Passion runs hot in this ‘Cold War’


Opening Friday, Feb. 1, at the M.V. Film Center is Pawel Pawlikowski’s “Cold War.” This black-and-white Polish film has earned Oscar nominations for best foreign film, best director, and best cinematography. In addition, Pawlikowski won the best director award at Cannes, and was nominated there for the Palme d’Or. Set in post-war Poland, the aptly named “Cold War” tracks the passionate affair of Zula (Joanna Kulig) and Wiktor (Tomasz Kot) in a story based on the director’s parents of the same names.

Music plays an important role in the film, in many ways more so than dialogue. The narrative proceeds through a series of blackouts, where the time and location shift. The film opens in 1949, as the camera pans across a series of ragged peasants playing instruments and singing. Then it follows Wiktor and his colleague and lover Irena (Agata Kulesza), while they search the Polish countryside for singers and dancers. As music director of the country’s youth folk ensemble, Wiktor has been assigned by the Communist state to put together a troupe to play throughout Poland. The camera pictures him recording and interviewing with Irena the people who audition for him. When 19-year-old Zula shows up, he is instantly smitten. He learns that she’s not a simple mountain girl like the others auditioning, but is on parole for knifing her father. “He mistook me for my mother, so I showed him the difference with a knife,” she tells Wiktor in a singular, striking piece of dialogue.

After dance rehearsals, the scene shifts to Warsaw in 1951, where the troupe performs in full ethnic regalia, and Zula and Wiktor have become lovers. What begins as performances of folk music turns political. Thanks to Kaczmarek (Borys Szyc), the apparatchik assigned to the troupe, it starts carrying messages about land reform and world peace with a giant picture of Stalin in the background. The lovers’ relationship turns political as well, when Zula confesses that she has been informing on Wiktor to Kaczmarek. The next performance is in Berlin, and Wiktor makes plans to escape with Zula for Paris, where he will play piano with jazz groups. But Zula doesn’t show up. In 1954 they reunite in Paris, even though each has acquired another lover. A later meeting in 1955 happens in Yugoslavia, where Zula has become the star of the troupe, but Wiktor is hustled onto a train to Paris by two henchmen. By 1957 the two meet up again in Paris, where they perform together, even though Zula has married an Italian. Once Zula disappears back to Poland, Wiktor, determined to find her, heads there in 1959.

While jazz in Paris remains a primary musical theme along with the troupe, other musical motifs show up. A drunken Zula dances on a bar to Bill Haley’s “Rock Around the Clock.” Another time she sings with a Mexican band. The film’s ellipses in time require the viewer to fill in the gaps in the same way they must understand the lovers’ passion for each other, not through what they say as much as how they look at each other and interact physically.

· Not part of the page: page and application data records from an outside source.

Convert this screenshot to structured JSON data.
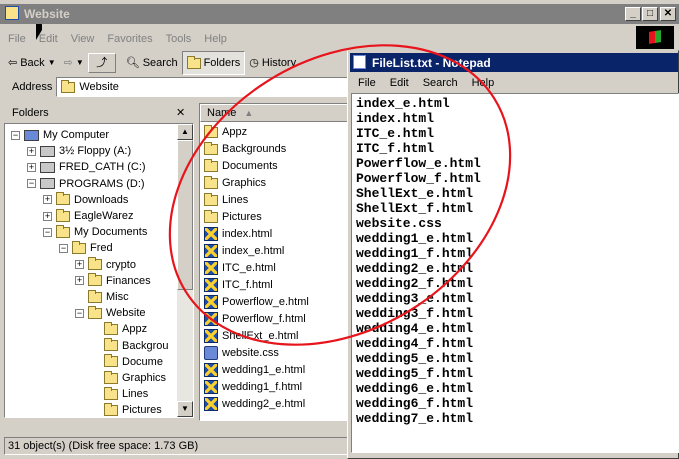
{
  "explorer": {
    "title": "Website",
    "menu": [
      "File",
      "Edit",
      "View",
      "Favorites",
      "Tools",
      "Help"
    ],
    "toolbar": {
      "back": "Back",
      "search": "Search",
      "folders": "Folders",
      "history": "History"
    },
    "address_label": "Address",
    "address_value": "Website",
    "folders_pane_title": "Folders",
    "close_glyph": "✕",
    "tree": [
      {
        "label": "My Computer",
        "icon": "computer-icon",
        "level": 0,
        "expander": "−"
      },
      {
        "label": "3½ Floppy (A:)",
        "icon": "floppy-icon",
        "level": 1,
        "expander": "+"
      },
      {
        "label": "FRED_CATH (C:)",
        "icon": "drive-icon",
        "level": 1,
        "expander": "+"
      },
      {
        "label": "PROGRAMS (D:)",
        "icon": "drive-icon",
        "level": 1,
        "expander": "−"
      },
      {
        "label": "Downloads",
        "icon": "folder-icon",
        "level": 2,
        "expander": "+"
      },
      {
        "label": "EagleWarez",
        "icon": "folder-icon",
        "level": 2,
        "expander": "+"
      },
      {
        "label": "My Documents",
        "icon": "folder-icon",
        "level": 2,
        "expander": "−"
      },
      {
        "label": "Fred",
        "icon": "folder-icon",
        "level": 3,
        "expander": "−"
      },
      {
        "label": "crypto",
        "icon": "folder-icon",
        "level": 4,
        "expander": "+"
      },
      {
        "label": "Finances",
        "icon": "folder-icon",
        "level": 4,
        "expander": "+"
      },
      {
        "label": "Misc",
        "icon": "folder-icon",
        "level": 4,
        "expander": ""
      },
      {
        "label": "Website",
        "icon": "folder-icon",
        "level": 4,
        "expander": "−"
      },
      {
        "label": "Appz",
        "icon": "folder-icon",
        "level": 5,
        "expander": ""
      },
      {
        "label": "Backgrou",
        "icon": "folder-icon",
        "level": 5,
        "expander": ""
      },
      {
        "label": "Docume",
        "icon": "folder-icon",
        "level": 5,
        "expander": ""
      },
      {
        "label": "Graphics",
        "icon": "folder-icon",
        "level": 5,
        "expander": ""
      },
      {
        "label": "Lines",
        "icon": "folder-icon",
        "level": 5,
        "expander": ""
      },
      {
        "label": "Pictures",
        "icon": "folder-icon",
        "level": 5,
        "expander": ""
      }
    ],
    "files_header": "Name",
    "files": [
      {
        "name": "Appz",
        "icon": "folder-icon"
      },
      {
        "name": "Backgrounds",
        "icon": "folder-icon"
      },
      {
        "name": "Documents",
        "icon": "folder-icon"
      },
      {
        "name": "Graphics",
        "icon": "folder-icon"
      },
      {
        "name": "Lines",
        "icon": "folder-icon"
      },
      {
        "name": "Pictures",
        "icon": "folder-icon"
      },
      {
        "name": "index.html",
        "icon": "html-file-icon"
      },
      {
        "name": "index_e.html",
        "icon": "html-file-icon"
      },
      {
        "name": "ITC_e.html",
        "icon": "html-file-icon"
      },
      {
        "name": "ITC_f.html",
        "icon": "html-file-icon"
      },
      {
        "name": "Powerflow_e.html",
        "icon": "html-file-icon"
      },
      {
        "name": "Powerflow_f.html",
        "icon": "html-file-icon"
      },
      {
        "name": "ShellExt_e.html",
        "icon": "html-file-icon"
      },
      {
        "name": "website.css",
        "icon": "css-file-icon"
      },
      {
        "name": "wedding1_e.html",
        "icon": "html-file-icon"
      },
      {
        "name": "wedding1_f.html",
        "icon": "html-file-icon"
      },
      {
        "name": "wedding2_e.html",
        "icon": "html-file-icon"
      }
    ],
    "status": "31 object(s) (Disk free space: 1.73 GB)"
  },
  "notepad": {
    "title": "FileList.txt - Notepad",
    "menu": [
      "File",
      "Edit",
      "Search",
      "Help"
    ],
    "lines": [
      "index_e.html",
      "index.html",
      "ITC_e.html",
      "ITC_f.html",
      "Powerflow_e.html",
      "Powerflow_f.html",
      "ShellExt_e.html",
      "ShellExt_f.html",
      "website.css",
      "wedding1_e.html",
      "wedding1_f.html",
      "wedding2_e.html",
      "wedding2_f.html",
      "wedding3_e.html",
      "wedding3_f.html",
      "wedding4_e.html",
      "wedding4_f.html",
      "wedding5_e.html",
      "wedding5_f.html",
      "wedding6_e.html",
      "wedding6_f.html",
      "wedding7_e.html"
    ]
  },
  "colors": {
    "annotation": "#e8141c",
    "active_title": "#0a246a",
    "inactive_title": "#808080"
  }
}
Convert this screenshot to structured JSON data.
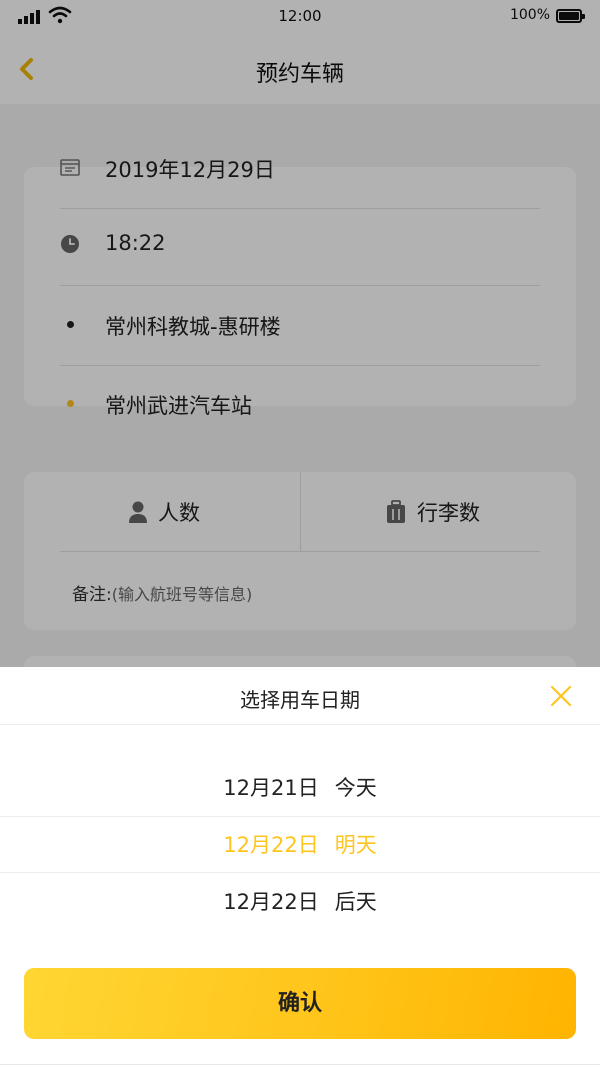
{
  "status_bar": {
    "time": "12:00",
    "battery": "100%"
  },
  "nav": {
    "title": "预约车辆",
    "back_icon": "chevron-left-icon"
  },
  "trip": {
    "date": "2019年12月29日",
    "time": "18:22",
    "origin": "常州科教城-惠研楼",
    "destination": "常州武进汽车站"
  },
  "passengers": {
    "people_label": "人数",
    "luggage_label": "行李数"
  },
  "remark": {
    "label": "备注:",
    "placeholder": "(输入航班号等信息)"
  },
  "date_picker": {
    "title": "选择用车日期",
    "options": [
      {
        "date": "12月21日",
        "day": "今天"
      },
      {
        "date": "12月22日",
        "day": "明天",
        "selected": true
      },
      {
        "date": "12月22日",
        "day": "后天"
      }
    ],
    "confirm_label": "确认"
  },
  "colors": {
    "accent": "#ffc51f",
    "origin_dot": "#222222",
    "destination_dot": "#ffc51f"
  }
}
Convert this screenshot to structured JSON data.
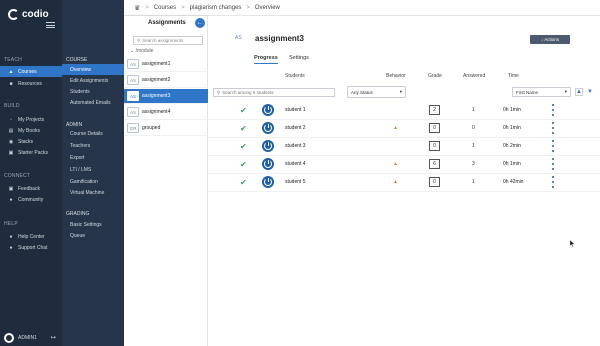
{
  "nav": {
    "brand": "codio",
    "sections": [
      {
        "key": "teach",
        "label": "TEACH"
      },
      {
        "key": "build",
        "label": "BUILD"
      },
      {
        "key": "connect",
        "label": "CONNECT"
      },
      {
        "key": "help",
        "label": "HELP"
      }
    ],
    "items": [
      {
        "label": "Courses",
        "icon": "graduation-icon"
      },
      {
        "label": "Resources",
        "icon": "folder-icon"
      },
      {
        "label": "My Projects",
        "icon": "file-icon"
      },
      {
        "label": "My Books",
        "icon": "book-icon"
      },
      {
        "label": "Stacks",
        "icon": "stack-icon"
      },
      {
        "label": "Starter Packs",
        "icon": "box-icon"
      },
      {
        "label": "Feedback",
        "icon": "chat-icon"
      },
      {
        "label": "Community",
        "icon": "people-icon"
      },
      {
        "label": "Help Center",
        "icon": "question-icon"
      },
      {
        "label": "Support Chat",
        "icon": "support-icon"
      }
    ],
    "user": "ADMIN1"
  },
  "subnav": {
    "sections": [
      "COURSE",
      "ADMIN",
      "GRADING"
    ],
    "course_items": [
      "Overview",
      "Edit Assignments",
      "Students",
      "Automated Emails"
    ],
    "admin_items": [
      "Course Details",
      "Teachers",
      "Export",
      "LTI / LMS",
      "Gamification",
      "Virtual Machine"
    ],
    "grading_items": [
      "Basic Settings",
      "Queue"
    ]
  },
  "breadcrumb": {
    "home_icon": "home-icon",
    "items": [
      "Courses",
      "plagiarism changes",
      "Overview"
    ],
    "separator": ">"
  },
  "assignments": {
    "title": "Assignments",
    "search_placeholder": "Search assignments",
    "module": "/module",
    "rows": [
      {
        "badge": "AS",
        "name": "assignment1"
      },
      {
        "badge": "AS",
        "name": "assignment2"
      },
      {
        "badge": "AS",
        "name": "assignment3"
      },
      {
        "badge": "AS",
        "name": "assignment4"
      },
      {
        "badge": "GR",
        "name": "grouped"
      }
    ]
  },
  "main": {
    "badge": "AS",
    "title": "assignment3",
    "actions_label": "↓ Actions",
    "tabs": [
      "Progress",
      "Settings"
    ],
    "columns": {
      "students": "Students",
      "behavior": "Behavior",
      "grade": "Grade",
      "answered": "Answered",
      "time": "Time"
    },
    "student_search_placeholder": "Search among 5 students",
    "status_filter": "Any Status",
    "sort_select": "First Name",
    "students": [
      {
        "name": "student 1",
        "behavior": "",
        "grade": "2",
        "answered": "1",
        "time": "0h 1min"
      },
      {
        "name": "student 2",
        "behavior": "▲",
        "grade": "0",
        "answered": "0",
        "time": "0h 1min"
      },
      {
        "name": "student 3",
        "behavior": "",
        "grade": "0",
        "answered": "1",
        "time": "0h 2min"
      },
      {
        "name": "student 4",
        "behavior": "▲",
        "grade": "6",
        "answered": "3",
        "time": "0h 1min"
      },
      {
        "name": "student 5",
        "behavior": "▲",
        "grade": "0",
        "answered": "1",
        "time": "0h 42min"
      }
    ]
  },
  "colors": {
    "accent": "#2f76c9",
    "nav_bg": "#1f2c3d",
    "sub_bg": "#263549",
    "ok": "#2fa65a",
    "behavior": "#e8772e"
  }
}
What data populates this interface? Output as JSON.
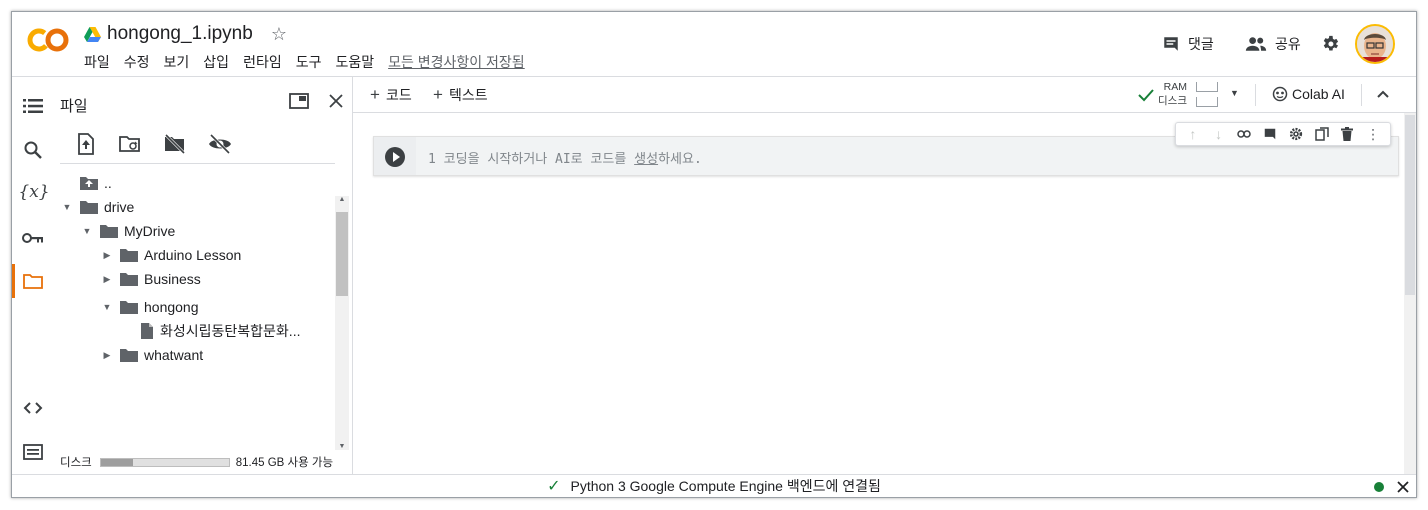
{
  "header": {
    "title": "hongong_1.ipynb",
    "menu": [
      "파일",
      "수정",
      "보기",
      "삽입",
      "런타임",
      "도구",
      "도움말"
    ],
    "saved_status": "모든 변경사항이 저장됨",
    "comments_label": "댓글",
    "share_label": "공유"
  },
  "sidebar": {
    "panel_title": "파일",
    "tree": [
      {
        "label": "..",
        "type": "up"
      },
      {
        "label": "drive",
        "type": "folder",
        "expanded": true
      },
      {
        "label": "MyDrive",
        "type": "folder",
        "expanded": true
      },
      {
        "label": "Arduino Lesson",
        "type": "folder",
        "expanded": false
      },
      {
        "label": "Business",
        "type": "folder",
        "expanded": false
      },
      {
        "label": "hongong",
        "type": "folder",
        "expanded": true
      },
      {
        "label": "화성시립동탄복합문화...",
        "type": "file"
      },
      {
        "label": "whatwant",
        "type": "folder",
        "expanded": false
      }
    ],
    "storage_label": "디스크",
    "storage_free": "81.45 GB 사용 가능",
    "storage_used_fraction": 0.25
  },
  "toolbar": {
    "add_code": "코드",
    "add_text": "텍스트",
    "ram_label": "RAM",
    "disk_label": "디스크",
    "colab_ai": "Colab AI"
  },
  "cell": {
    "line_number": "1",
    "placeholder_before": "코딩을 시작하거나 AI로 코드를 ",
    "placeholder_link": "생성",
    "placeholder_after": "하세요."
  },
  "status": {
    "message": "Python 3 Google Compute Engine 백엔드에 연결됨"
  },
  "colors": {
    "accent": "#e8710a",
    "connected": "#188038",
    "logo_orange": "#f9ab00",
    "logo_dark_orange": "#e8710a"
  }
}
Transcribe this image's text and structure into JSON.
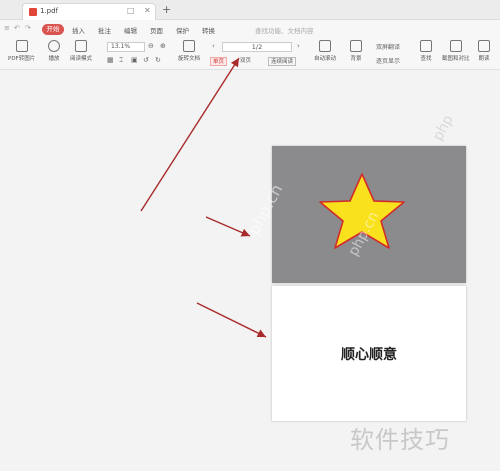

Ignoring conventional ways of storytelling, “Cold War” works as an exquisitely visual film, framed, lit, and edited like a series of shadowboxes animated by music.


Information and tickets for “Cold War” and other films playing at the Film Center are available at